Hypoxia leads to both secondary polycythemia and activation of complement cascade (CC) in bone marrow (BM) (

) by classical pathway (
) and important CC proteins (e.g., C3 and C5) are produced by BM macrophages in erythropoietic islands. These observations prompted us to study the potential role of CC cleavage fragments in erythropoiesis. We noticed that human and murine cells from the erythroid lineage express functional G-protein coupled C3aR and C5aR and that C3 and C5 cleavage fragments - anaphylatoxins C3a, desArgC3a, C5a and desArgC5a enhance SDF-1-mediated chemotaxis of erythroid progenitors and induce in normal erythroblasts

  • adhesion to fibronectin,

  • calcium flux and

  • phosphorylation of MAPKp42/44 and AKT.

To further explore the potential role of the C3a–C3aR and C5a–C5aR axes in erythropoiesis, we focused on C3aR−/− and C5−/− mice. We noticed that C3aR−/− animals compared to wild type (wt) littermates have

  • lower hematocrits and

  • display delayed recovery of hematocrit values after sublethal irradiation.

More importantly, we noticed that the number of clonogeneic BFU-E progenitors in BM of C3aR−/− mice, but not CFU-GM and CFU-Meg, is reduced by ∼65%. Similarly, however, less pronounced changes were observed in C5−/− mice. Thus, in order to learn more about the role of the C3a–C3aR and C5a–C5aR axes in erythropoiesis we moved to an in vitro model and co-stimulated normal human CD34+ or murine SKL cells with CC anaphylatoxins in the presence of suboptimal doses of EpO and KL, but no effect on BFU-E colony formation was observed. We found, however, that CC anaphylatoxins increase in early erythroid cells expression of mRNA for VEGF and MMP-2 (C3a > desArgC3a > C5a > desArgC5a) - which are important for maturation/enucleation and egress of erythrocytes from the BM into peripheral blood. These data were subsequently confirmed by ELISA (VEGF) and zymography (MMP-2). Furthermore, we noticed that at the morphological level C3aR−/− and C5−/− mice as compared to wt littermates had a significantly reduced number of erytropoietic islands in BM. This suggests that in the absence of the CC anaphylatoxins, maturing erythroblasts do not traffic properly in the BM microenvironment and do not associate with C3 and C5 producing central macrophages in erythropoietic islands. In conclusion, the C3a–C3aR and C5a–C5aR axes modulate the interaction of erythroid progenitors with the hematopoietic environment and play an important and underappreciated role in developmental trafficking of erythroid cells in BM. Thus, CC anaplylatoxins may enhance erythropoietic effects of erythropoietin in polycythemias related to hypoxia. Furthermore, since hypoxia activates CC, we postulate that CC anaphylatoxins could be involved in the pathogenesis of hypoxia-related polycythemias and C3aR or C5aR antagonists could find a potential supportive role in controlling erythropoiesis.
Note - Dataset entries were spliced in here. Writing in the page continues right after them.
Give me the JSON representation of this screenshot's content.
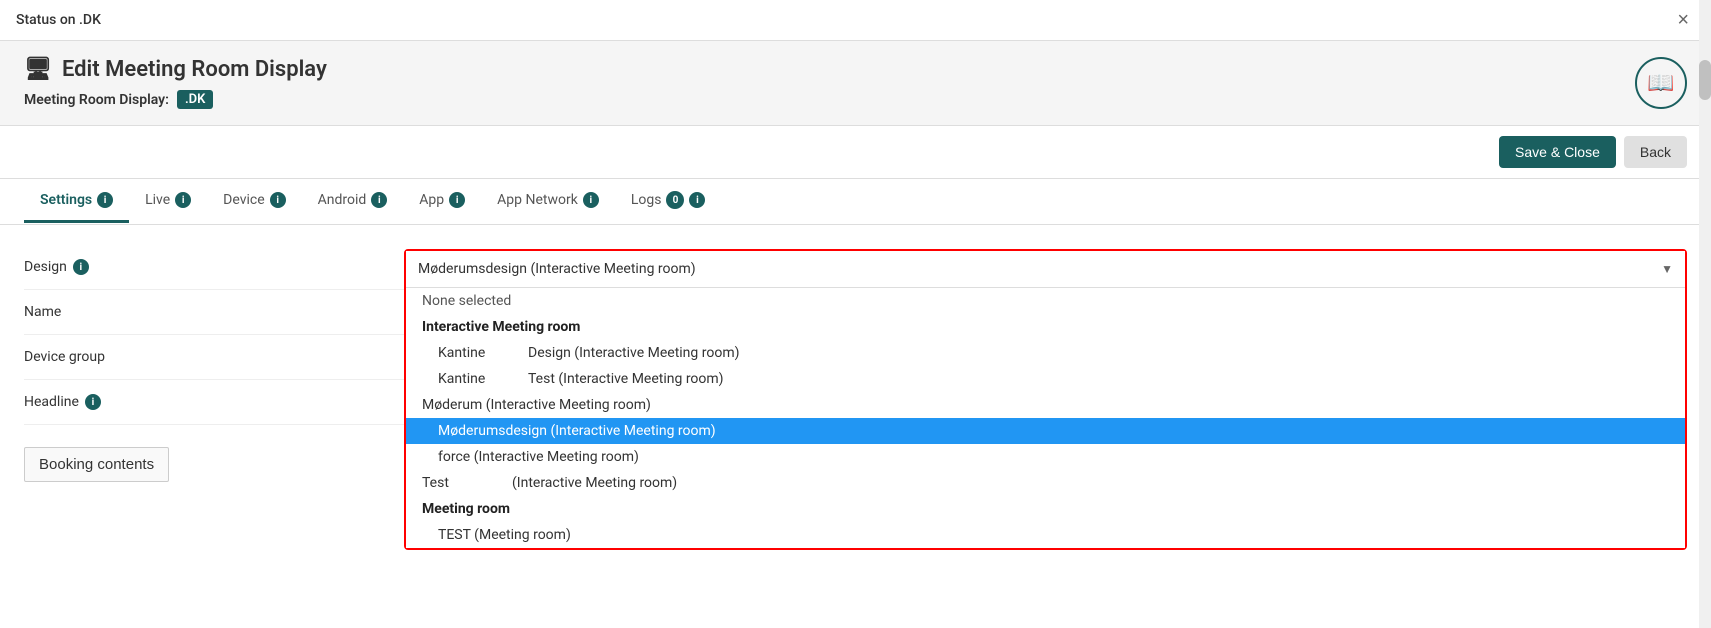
{
  "topbar": {
    "title": "Status on .DK",
    "close_label": "×"
  },
  "header": {
    "title": "Edit Meeting Room Display",
    "subtitle_label": "Meeting Room Display:",
    "badge": ".DK",
    "logo_icon": "📖"
  },
  "toolbar": {
    "save_label": "Save & Close",
    "back_label": "Back"
  },
  "tabs": [
    {
      "id": "settings",
      "label": "Settings",
      "active": true,
      "badge": null,
      "info": true
    },
    {
      "id": "live",
      "label": "Live",
      "active": false,
      "badge": null,
      "info": true
    },
    {
      "id": "device",
      "label": "Device",
      "active": false,
      "badge": null,
      "info": true
    },
    {
      "id": "android",
      "label": "Android",
      "active": false,
      "badge": null,
      "info": true
    },
    {
      "id": "app",
      "label": "App",
      "active": false,
      "badge": null,
      "info": true
    },
    {
      "id": "appnetwork",
      "label": "App Network",
      "active": false,
      "badge": null,
      "info": true
    },
    {
      "id": "logs",
      "label": "Logs",
      "active": false,
      "badge": "0",
      "info": true
    }
  ],
  "fields": [
    {
      "label": "Design",
      "info": true
    },
    {
      "label": "Name",
      "info": false
    },
    {
      "label": "Device group",
      "info": false
    },
    {
      "label": "Headline",
      "info": true
    }
  ],
  "design_dropdown": {
    "selected": "Møderumsdesign (Interactive Meeting room)",
    "options": [
      {
        "id": "none",
        "label": "None selected",
        "type": "none",
        "indent": false
      },
      {
        "id": "grp1",
        "label": "Interactive Meeting room",
        "type": "group",
        "indent": false
      },
      {
        "id": "kantine-design",
        "col1": "Kantine",
        "col2": "Design (Interactive Meeting room)",
        "type": "item",
        "indent": true
      },
      {
        "id": "kantine-test",
        "col1": "Kantine",
        "col2": "Test (Interactive Meeting room)",
        "type": "item",
        "indent": true
      },
      {
        "id": "moderum",
        "label": "Møderum (Interactive Meeting room)",
        "type": "item",
        "indent": false
      },
      {
        "id": "moderumsdesign",
        "label": "Møderumsdesign (Interactive Meeting room)",
        "type": "item-selected",
        "indent": true
      },
      {
        "id": "force",
        "label": "force (Interactive Meeting room)",
        "type": "item",
        "indent": true
      },
      {
        "id": "test",
        "col1": "Test",
        "col2": "(Interactive Meeting room)",
        "type": "item",
        "indent": false
      },
      {
        "id": "grp2",
        "label": "Meeting room",
        "type": "group",
        "indent": false
      },
      {
        "id": "test-meeting",
        "label": "TEST (Meeting room)",
        "type": "item",
        "indent": true
      }
    ]
  },
  "booking_contents": {
    "label": "Booking contents"
  }
}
Author notes

Disclosure: No relevant conflicts of interest to declare.